§ Stored dataset items:
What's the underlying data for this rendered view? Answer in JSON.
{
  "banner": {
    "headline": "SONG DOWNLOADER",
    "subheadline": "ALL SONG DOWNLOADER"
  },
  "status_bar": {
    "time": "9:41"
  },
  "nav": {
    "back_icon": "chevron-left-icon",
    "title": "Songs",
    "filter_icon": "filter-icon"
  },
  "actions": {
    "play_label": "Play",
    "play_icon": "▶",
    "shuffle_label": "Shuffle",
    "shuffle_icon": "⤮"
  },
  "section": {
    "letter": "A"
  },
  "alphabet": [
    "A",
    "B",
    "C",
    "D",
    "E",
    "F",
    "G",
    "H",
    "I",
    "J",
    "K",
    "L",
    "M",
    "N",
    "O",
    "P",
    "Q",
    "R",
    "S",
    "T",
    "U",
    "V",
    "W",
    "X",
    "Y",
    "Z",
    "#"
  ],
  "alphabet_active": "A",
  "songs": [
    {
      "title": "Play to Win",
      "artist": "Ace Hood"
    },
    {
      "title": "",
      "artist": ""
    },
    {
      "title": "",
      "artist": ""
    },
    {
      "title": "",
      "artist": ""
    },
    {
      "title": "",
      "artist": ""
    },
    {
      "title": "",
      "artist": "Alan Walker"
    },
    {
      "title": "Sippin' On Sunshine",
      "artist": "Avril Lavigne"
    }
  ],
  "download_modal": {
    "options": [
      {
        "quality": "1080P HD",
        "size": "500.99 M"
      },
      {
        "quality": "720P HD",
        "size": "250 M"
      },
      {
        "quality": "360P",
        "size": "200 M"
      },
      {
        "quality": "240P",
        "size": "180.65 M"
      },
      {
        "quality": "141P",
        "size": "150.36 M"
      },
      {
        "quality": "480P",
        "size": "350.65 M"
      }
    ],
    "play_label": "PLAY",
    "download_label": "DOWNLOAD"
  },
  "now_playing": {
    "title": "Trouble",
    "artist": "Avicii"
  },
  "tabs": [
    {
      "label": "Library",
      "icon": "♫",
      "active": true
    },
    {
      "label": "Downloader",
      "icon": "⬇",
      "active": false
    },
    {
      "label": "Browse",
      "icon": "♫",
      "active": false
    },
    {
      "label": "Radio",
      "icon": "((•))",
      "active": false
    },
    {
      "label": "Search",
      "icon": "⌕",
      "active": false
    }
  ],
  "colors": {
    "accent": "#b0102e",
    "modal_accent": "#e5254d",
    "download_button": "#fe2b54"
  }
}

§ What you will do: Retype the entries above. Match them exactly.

§ Solution for this task:
What's the underlying data for this rendered view? Answer in JSON.
{
  "banner": {
    "headline": "SONG DOWNLOADER",
    "subheadline": "ALL SONG DOWNLOADER"
  },
  "status_bar": {
    "time": "9:41"
  },
  "nav": {
    "back_icon": "chevron-left-icon",
    "title": "Songs",
    "filter_icon": "filter-icon"
  },
  "actions": {
    "play_label": "Play",
    "play_icon": "▶",
    "shuffle_label": "Shuffle",
    "shuffle_icon": "⤮"
  },
  "section": {
    "letter": "A"
  },
  "alphabet": [
    "A",
    "B",
    "C",
    "D",
    "E",
    "F",
    "G",
    "H",
    "I",
    "J",
    "K",
    "L",
    "M",
    "N",
    "O",
    "P",
    "Q",
    "R",
    "S",
    "T",
    "U",
    "V",
    "W",
    "X",
    "Y",
    "Z",
    "#"
  ],
  "alphabet_active": "A",
  "songs": [
    {
      "title": "Play to Win",
      "artist": "Ace Hood"
    },
    {
      "title": "",
      "artist": ""
    },
    {
      "title": "",
      "artist": ""
    },
    {
      "title": "",
      "artist": ""
    },
    {
      "title": "",
      "artist": ""
    },
    {
      "title": "",
      "artist": "Alan Walker"
    },
    {
      "title": "Sippin' On Sunshine",
      "artist": "Avril Lavigne"
    }
  ],
  "download_modal": {
    "options": [
      {
        "quality": "1080P HD",
        "size": "500.99 M"
      },
      {
        "quality": "720P HD",
        "size": "250 M"
      },
      {
        "quality": "360P",
        "size": "200 M"
      },
      {
        "quality": "240P",
        "size": "180.65 M"
      },
      {
        "quality": "141P",
        "size": "150.36 M"
      },
      {
        "quality": "480P",
        "size": "350.65 M"
      }
    ],
    "play_label": "PLAY",
    "download_label": "DOWNLOAD"
  },
  "now_playing": {
    "title": "Trouble",
    "artist": "Avicii"
  },
  "tabs": [
    {
      "label": "Library",
      "icon": "♫",
      "active": true
    },
    {
      "label": "Downloader",
      "icon": "⬇",
      "active": false
    },
    {
      "label": "Browse",
      "icon": "♫",
      "active": false
    },
    {
      "label": "Radio",
      "icon": "((•))",
      "active": false
    },
    {
      "label": "Search",
      "icon": "⌕",
      "active": false
    }
  ],
  "colors": {
    "accent": "#b0102e",
    "modal_accent": "#e5254d",
    "download_button": "#fe2b54"
  }
}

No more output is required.